Why did other SADC nations not participate?
As to the reasons some SADC countries did not participate in defending the DRC in line with the principles of the Frontline States Alliance, African solidarity and SADC Organ mutual defence resolutions, assumptions have been made that a few of those who sat it out, like Zambia and Mozambique, chose not to take part because they had played a big enough role in assisting other SADC countries achieve independence. This is why, on this occasion, they passed the baton onto these countries that they helped liberate to pay it forward on their behalf.
However, questions remain around the non-participation of a regional power like South Africa, which was liberated by border wars fought by other SADC States, resulting in the loss of over 600 000 SADC lives at a cost of over US$120 billion.
Various speculative conclusions have been made.
Some cite a lack of commitment to regional co-operation by South Africa and Botswana because their Western handlers wanted Laurent Kabila to be removed so that a puppet leader, partial to Western and white South African corporate interests, would replace him.
There is also the notion that the West had asked South Africa not to interfere because, besides removing Kabila, they wanted the DRC to descend into turmoil that would push through the UN proposal to divide the DRC into five separate States controlled by Tutsi leaders, in pursuit of establishing Museveni and Kagame’s Hima Tutsi Empire in the Great Lakes.
The jury is still out on the truth surrounding the reasons these nations never participated. However, what we know is that the Zimbabwean-led SADC intervention in the DRC resulted in Rwandan and Ugandan backed rebels failing to overthrow Kabila.
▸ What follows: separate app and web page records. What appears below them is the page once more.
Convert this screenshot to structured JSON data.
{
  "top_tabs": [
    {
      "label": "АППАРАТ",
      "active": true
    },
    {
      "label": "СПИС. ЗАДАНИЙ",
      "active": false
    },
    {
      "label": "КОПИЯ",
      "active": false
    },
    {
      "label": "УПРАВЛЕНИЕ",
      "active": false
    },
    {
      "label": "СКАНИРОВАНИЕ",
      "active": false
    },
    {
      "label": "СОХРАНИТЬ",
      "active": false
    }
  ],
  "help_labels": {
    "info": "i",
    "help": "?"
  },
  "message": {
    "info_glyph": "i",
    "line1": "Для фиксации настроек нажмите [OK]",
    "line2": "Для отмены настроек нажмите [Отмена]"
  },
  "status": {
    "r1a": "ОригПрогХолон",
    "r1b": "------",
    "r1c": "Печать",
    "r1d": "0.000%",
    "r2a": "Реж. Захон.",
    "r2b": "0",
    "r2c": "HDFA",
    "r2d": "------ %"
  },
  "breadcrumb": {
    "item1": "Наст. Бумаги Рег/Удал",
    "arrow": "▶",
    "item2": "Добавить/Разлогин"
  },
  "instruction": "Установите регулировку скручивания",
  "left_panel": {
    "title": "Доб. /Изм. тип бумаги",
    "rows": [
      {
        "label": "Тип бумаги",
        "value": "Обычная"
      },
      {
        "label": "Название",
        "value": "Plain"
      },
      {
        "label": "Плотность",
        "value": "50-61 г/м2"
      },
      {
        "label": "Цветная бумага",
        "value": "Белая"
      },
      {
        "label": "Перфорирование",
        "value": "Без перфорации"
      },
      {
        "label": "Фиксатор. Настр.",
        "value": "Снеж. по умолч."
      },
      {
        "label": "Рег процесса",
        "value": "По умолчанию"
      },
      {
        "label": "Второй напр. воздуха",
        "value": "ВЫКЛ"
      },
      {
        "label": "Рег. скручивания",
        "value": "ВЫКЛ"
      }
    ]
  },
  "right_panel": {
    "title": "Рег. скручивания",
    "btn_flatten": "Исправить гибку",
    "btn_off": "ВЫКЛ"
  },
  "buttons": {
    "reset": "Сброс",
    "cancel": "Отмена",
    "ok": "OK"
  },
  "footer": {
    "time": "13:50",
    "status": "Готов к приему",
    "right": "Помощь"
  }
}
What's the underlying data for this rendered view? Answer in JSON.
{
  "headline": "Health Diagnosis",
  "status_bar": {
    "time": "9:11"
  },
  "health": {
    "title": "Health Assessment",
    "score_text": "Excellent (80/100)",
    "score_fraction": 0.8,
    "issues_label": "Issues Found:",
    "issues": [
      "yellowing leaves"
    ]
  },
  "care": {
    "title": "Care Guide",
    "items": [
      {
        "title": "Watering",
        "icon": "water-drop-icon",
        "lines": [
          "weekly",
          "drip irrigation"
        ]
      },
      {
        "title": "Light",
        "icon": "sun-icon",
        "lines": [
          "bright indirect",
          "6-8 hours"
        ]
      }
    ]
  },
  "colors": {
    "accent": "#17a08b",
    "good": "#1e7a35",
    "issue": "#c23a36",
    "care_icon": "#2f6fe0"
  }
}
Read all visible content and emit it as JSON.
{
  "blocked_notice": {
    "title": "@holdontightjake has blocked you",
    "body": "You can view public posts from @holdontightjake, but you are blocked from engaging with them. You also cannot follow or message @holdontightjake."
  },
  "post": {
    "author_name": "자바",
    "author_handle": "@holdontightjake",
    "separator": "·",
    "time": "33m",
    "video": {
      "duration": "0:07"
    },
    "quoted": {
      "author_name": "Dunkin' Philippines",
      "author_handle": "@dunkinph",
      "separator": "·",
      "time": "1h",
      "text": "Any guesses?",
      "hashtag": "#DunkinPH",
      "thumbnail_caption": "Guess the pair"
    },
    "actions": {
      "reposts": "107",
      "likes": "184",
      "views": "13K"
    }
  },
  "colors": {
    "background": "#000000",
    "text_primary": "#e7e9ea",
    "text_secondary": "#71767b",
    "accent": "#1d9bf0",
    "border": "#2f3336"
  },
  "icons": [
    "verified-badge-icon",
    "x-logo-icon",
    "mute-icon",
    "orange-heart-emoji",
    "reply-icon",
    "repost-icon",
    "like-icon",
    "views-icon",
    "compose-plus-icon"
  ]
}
The DRC remained as one nation and the war did not spread throughout the region after the warring parties were pushed into peace negotiations in Sun City, South Africa.
South Africa the peacekeeper
The path to peace all began with the July 10 1999 ceasefire agreement (Lusaka Protocol) reached in Lusaka, Zambia.
However, hostilities continued for a while and culminated in Rwandan-backed RCD factions breaking into two and one falling into Ugandan control as they jostled for exclusive power sharing negotiation rights and control of the eastern DRC.
As Rwandan and Ugandan RCD were killing each other for position, Laurent Kabila was assassinated on January 21 2001 by his Tutsi bodyguard and replaced by his son Joseph Kabila, the son of a Tutsi woman.
A month later, US unilateral sanctions were imposed on Zimbabwe by the US Congress because the Zimbabwean Government had accepted Kabila’s call for assistance and for fast tracking land expropriation from white farmers back home.
That same year, South African Defence Forces began their UN peacekeeping mission in the DRC after the signing of the Declaration of Fundamental Principles in Lusaka by the warring factions on May 4 2001. The Gaborone Act of Commitment, in August 2001, would follow, leading to the Sun City talks and the accord being signed in 2002. It was ratified in 2003 to bring peace to the DRC.
Zimbabwe sacrificed for DRC peace
We cannot have unity in Africa without the citizens of Africa understanding their geo-political history and neo-colonial reality.
We also cannot have African progress without unity, solidarity and common contribution to causes like mutual defence and economic collaboration.
That’s why it’s important for Zimbabweans in particular to understand that the participation of their army in the DRC was critical in building regional stability and continental unity by stopping the balkanization (breaking up) of the DRC for Western interests.
Because the DRC was not fragmented, it remains a functional country today and Africa did not descend into war. Our Government’s reasons for going to the DRC were bona fide, sound as well as crucial for continental peace and our national security.